• [Exercise instructions]: Throughout the records below, find the lines with the string "label" and give how many there are, nothing else.

• [Supplied data]:
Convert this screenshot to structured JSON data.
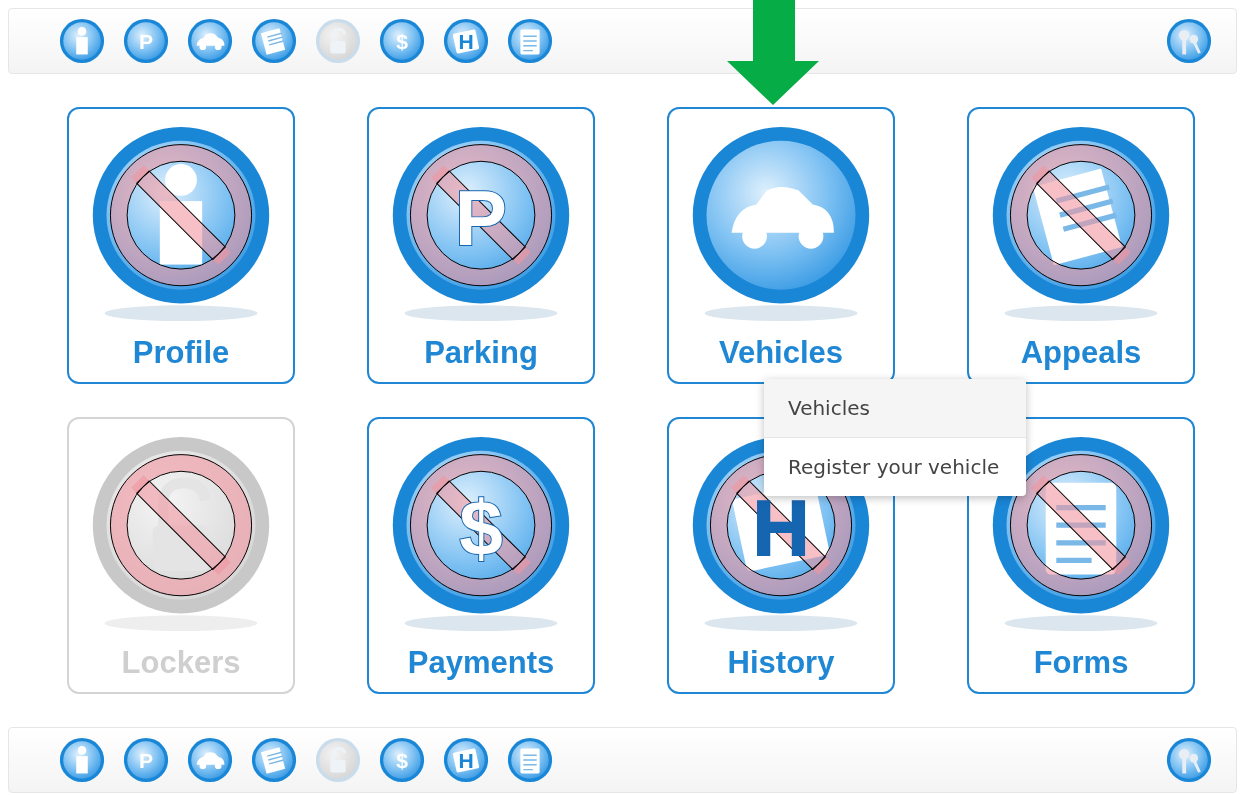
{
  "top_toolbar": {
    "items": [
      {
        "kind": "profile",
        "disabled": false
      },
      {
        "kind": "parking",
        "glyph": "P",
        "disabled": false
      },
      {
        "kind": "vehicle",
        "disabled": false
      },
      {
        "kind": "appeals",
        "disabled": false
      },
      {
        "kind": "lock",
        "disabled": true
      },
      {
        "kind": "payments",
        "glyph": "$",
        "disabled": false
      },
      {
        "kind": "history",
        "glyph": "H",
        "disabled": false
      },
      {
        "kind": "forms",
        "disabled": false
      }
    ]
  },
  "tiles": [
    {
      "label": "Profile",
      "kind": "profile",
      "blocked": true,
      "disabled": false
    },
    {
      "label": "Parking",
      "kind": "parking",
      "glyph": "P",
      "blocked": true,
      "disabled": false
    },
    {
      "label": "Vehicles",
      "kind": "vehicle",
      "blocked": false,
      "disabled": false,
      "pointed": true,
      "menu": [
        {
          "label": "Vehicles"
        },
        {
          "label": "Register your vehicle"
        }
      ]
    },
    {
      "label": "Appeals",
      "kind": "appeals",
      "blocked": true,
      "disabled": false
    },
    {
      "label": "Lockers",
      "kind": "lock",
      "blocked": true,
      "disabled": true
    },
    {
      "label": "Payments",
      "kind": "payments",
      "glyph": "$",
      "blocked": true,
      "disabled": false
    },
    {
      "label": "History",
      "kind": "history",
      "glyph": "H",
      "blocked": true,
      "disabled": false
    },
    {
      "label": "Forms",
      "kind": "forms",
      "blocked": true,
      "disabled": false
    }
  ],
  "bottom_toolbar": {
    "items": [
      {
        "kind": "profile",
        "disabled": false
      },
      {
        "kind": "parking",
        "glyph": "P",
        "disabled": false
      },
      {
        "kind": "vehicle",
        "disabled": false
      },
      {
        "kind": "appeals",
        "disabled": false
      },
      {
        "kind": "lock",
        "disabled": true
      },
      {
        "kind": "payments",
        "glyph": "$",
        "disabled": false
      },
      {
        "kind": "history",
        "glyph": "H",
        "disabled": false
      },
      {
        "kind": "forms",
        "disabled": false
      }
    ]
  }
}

• [Expected answer]: 10